MOREHEAD CITY — After more than 30 years with the Morehead City Fire/EMS Department, Deputy Chief Chris Judy retired Friday, with battalion chief Courtney Wade set to take his place.
Mr. Judy took over the role of deputy fire chief in January 2020 following the retirement of former longtime Deputy Chief Jack Manley, meaning much of his time in the position was spent responding to the coronavirus pandemic.
“Two to three months in, here comes COVID,” the outgoing deputy chief said in an interview with the News-Times Wednesday. “It certainly made the job challenging, there is no doubt about that.”
The pandemic presented the department with numerous challenges, Mr. Judy said, especially considering the city cut two full-time firefighter positions last May due to a pandemic-related budget cuts. Those positions have not been reinstated.
“A lot of things got put on hold, our budget was cut, our staffing was cut, and that made a significant impact on our abilities and our staff,” he said. “It’s been a tough year all across the board, trying to maintain service and find a balance and keep morale up with staff having to work tons of overtime to make those staffing gaps up.”
One of the first things Mr. Wade, who has been with the department for 22 years, plans to focus on as deputy chief is training. He said the department fell somewhat behind on training in 2020 because of the pandemic, but the state requires firefighters and EMTs keep up their certifications with yearly classes.
“Our staff, they hold state credentials, state certifications, and at the end of the day, they’re still required to get continuing education hours for the year,” he noted. “And with everything going on this past year, some people got behind, so we’ve got to come up with ideas to safely get back into training so our guys can gain some hours up.”
Another challenge Mr. Wade expects to face as deputy chief is that of recruitment, which he said is an issue at the state and national level, not just in Morehead City. He said as a dual firefighting and EMS agency, it’s difficult to find qualified individuals with both credentials.
“You can find a good firefighter, you can find a good paramedic, it’s just hard to find someone with both credentials,” he said.
There are some opportunities coming up in the department that Mr. Wade is excited about, as well. One of those is the department’s new water rescue team, which officials are developing as a Type 2 swift/floodwater search and rescue team that will be able to deploy to emergencies not only in Carteret County, but across the state. Twenty-two members of the MCFD, as well as individuals from other agencies, are receiving training to be part of the team, and Mr. Wade hopes it will be ready for certification by the end of the year.
“That’s being developed, and again training has been an issue with COVID, but we’re working around it and trying to get some training done, and hopefully that will be up and running by mid-year or the end of the year,” he said.
As for his retirement, Mr. Judy said he’s looking forward to spending more time with his family and on his hobbies, like hunting and fishing.

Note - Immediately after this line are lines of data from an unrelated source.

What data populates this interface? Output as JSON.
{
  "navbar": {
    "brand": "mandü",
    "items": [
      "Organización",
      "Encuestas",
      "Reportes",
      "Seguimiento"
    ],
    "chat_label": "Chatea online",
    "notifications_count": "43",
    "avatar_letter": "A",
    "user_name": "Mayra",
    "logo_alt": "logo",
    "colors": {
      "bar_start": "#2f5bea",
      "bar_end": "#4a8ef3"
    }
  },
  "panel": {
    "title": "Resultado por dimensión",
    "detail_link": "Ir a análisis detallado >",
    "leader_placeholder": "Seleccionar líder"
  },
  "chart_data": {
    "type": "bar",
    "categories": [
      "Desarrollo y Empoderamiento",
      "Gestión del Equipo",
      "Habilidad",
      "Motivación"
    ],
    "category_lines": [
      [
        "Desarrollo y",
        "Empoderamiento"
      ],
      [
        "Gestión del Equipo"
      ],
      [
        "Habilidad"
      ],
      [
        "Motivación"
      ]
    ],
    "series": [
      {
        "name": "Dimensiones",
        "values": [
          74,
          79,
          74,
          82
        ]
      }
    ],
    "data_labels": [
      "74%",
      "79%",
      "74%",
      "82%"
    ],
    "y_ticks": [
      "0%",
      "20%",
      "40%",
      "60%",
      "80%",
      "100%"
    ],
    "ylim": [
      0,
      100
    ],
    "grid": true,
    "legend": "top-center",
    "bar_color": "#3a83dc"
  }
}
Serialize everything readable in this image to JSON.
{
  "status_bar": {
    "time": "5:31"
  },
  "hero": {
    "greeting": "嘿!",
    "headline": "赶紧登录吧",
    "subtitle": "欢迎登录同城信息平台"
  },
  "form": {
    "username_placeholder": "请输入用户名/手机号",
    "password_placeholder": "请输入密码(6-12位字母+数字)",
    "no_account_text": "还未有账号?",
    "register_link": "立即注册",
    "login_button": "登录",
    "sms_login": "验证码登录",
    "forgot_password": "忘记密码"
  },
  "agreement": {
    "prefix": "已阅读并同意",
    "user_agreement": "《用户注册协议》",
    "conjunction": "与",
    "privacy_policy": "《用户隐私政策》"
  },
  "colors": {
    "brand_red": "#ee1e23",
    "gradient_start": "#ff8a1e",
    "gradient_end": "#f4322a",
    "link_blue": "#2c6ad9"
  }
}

He summed up his 30 years in the firefighting service as “humbling.”
“To be in a profession where you actually get to change people’s lives and make an impact, it’s a really big deal,” he reflected. “…It’s kind of humbling in a way, to have the honor to work in a profession where you get to do that. You take people’s worst days of their life and you try to make them better and turn it around for them, whether you’re getting someone out of a car wreck or changing a battery in a smoke detector that’s going off. It’s ever changing and you never know what the next call’s going to bring.”
Mr. Judy also wished his successor well, saying he feels confident Mr. Wade will rise to the challenge of the moment.
“He’s well prepared, well experienced,” Mr. Judy said, “I think he’ll do a really good job and I’m looking forward to seeing the things he gets accomplished.”
Contact Elise Clouser at firstname.lastname@example.org; by phone at 252-726-7081 ext. 229; or follow on Twitter @eliseccnt.